DATA FOR REVIEW section start

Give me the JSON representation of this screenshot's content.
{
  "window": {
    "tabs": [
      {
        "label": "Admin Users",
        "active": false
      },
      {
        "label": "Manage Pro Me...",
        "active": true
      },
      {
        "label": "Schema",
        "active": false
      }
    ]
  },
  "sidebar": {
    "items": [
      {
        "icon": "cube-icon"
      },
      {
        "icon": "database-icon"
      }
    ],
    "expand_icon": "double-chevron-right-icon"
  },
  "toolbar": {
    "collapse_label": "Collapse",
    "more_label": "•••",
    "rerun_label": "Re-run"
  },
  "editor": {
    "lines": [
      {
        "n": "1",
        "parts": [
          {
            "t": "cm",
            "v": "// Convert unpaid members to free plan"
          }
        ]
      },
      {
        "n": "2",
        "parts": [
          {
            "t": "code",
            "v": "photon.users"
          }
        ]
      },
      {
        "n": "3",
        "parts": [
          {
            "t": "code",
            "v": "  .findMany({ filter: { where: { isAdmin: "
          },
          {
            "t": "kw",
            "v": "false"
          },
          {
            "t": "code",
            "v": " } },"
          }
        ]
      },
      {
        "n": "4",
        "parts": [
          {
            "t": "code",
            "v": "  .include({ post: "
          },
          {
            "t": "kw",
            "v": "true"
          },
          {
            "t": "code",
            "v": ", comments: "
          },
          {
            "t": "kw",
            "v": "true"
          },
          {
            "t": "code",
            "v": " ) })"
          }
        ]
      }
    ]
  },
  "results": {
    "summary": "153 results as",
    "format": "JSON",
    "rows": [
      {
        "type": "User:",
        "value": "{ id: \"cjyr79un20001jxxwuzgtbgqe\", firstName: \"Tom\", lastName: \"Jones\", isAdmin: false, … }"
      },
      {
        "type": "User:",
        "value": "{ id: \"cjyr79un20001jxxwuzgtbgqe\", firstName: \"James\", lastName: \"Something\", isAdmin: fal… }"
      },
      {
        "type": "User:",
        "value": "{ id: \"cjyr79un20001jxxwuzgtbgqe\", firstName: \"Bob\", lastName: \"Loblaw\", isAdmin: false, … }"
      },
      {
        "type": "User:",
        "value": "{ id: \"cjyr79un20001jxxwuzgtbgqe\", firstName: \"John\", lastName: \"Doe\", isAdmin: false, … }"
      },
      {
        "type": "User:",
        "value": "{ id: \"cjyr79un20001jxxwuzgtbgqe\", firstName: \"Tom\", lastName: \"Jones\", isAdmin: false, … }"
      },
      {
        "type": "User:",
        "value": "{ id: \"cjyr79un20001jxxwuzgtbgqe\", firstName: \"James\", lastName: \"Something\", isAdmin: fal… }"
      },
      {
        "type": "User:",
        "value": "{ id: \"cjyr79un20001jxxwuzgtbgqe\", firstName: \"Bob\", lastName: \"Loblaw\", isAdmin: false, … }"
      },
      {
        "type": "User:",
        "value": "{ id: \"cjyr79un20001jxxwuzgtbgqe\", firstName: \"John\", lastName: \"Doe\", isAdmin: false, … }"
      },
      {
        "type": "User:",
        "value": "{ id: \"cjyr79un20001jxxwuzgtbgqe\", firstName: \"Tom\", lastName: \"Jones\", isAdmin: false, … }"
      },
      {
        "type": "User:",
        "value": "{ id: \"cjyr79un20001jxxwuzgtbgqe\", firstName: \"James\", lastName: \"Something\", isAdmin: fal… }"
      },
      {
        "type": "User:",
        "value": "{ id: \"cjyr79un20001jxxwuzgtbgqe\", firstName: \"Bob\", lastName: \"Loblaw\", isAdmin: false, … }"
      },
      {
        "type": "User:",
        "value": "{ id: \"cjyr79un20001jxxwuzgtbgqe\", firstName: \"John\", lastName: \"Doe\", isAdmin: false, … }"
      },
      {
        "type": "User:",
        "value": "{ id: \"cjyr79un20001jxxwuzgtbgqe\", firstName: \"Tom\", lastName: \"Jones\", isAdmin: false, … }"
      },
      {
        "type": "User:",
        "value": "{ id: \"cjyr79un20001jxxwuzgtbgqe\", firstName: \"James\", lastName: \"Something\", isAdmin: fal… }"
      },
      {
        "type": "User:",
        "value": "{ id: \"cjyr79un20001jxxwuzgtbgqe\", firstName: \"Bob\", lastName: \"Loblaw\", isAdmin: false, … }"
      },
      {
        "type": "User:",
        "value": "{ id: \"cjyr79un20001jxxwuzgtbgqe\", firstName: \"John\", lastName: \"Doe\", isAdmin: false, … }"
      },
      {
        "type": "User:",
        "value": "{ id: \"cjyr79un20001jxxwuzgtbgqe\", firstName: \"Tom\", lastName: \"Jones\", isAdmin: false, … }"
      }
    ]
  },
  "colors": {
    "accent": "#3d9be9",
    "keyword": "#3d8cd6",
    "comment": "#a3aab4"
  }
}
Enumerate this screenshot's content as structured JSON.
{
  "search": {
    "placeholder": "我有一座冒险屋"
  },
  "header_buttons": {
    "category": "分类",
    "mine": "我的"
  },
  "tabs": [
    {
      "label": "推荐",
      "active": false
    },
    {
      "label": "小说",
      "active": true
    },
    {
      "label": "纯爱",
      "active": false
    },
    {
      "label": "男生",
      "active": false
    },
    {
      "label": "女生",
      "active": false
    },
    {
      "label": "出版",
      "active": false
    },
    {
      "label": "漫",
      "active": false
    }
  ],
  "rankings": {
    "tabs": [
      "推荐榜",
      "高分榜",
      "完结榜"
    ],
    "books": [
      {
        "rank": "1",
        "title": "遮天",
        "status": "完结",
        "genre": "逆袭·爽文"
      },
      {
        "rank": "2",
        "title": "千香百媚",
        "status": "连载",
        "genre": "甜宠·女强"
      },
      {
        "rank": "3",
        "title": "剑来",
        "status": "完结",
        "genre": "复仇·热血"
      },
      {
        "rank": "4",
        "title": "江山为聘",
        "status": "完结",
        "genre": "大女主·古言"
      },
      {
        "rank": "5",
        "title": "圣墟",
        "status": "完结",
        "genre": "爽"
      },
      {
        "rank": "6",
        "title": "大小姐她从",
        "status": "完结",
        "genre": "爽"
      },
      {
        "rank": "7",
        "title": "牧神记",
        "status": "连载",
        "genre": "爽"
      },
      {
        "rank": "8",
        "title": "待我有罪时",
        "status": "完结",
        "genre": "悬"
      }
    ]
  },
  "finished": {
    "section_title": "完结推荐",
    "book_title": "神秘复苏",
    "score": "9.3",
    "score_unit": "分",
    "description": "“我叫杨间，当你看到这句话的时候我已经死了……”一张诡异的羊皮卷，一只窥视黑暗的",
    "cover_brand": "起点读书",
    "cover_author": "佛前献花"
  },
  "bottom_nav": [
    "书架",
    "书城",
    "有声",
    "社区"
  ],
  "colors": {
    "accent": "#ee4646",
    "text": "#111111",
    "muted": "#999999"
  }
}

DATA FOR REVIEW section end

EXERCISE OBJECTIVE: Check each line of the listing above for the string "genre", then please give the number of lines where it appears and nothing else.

SOLVED EXERCISE: 8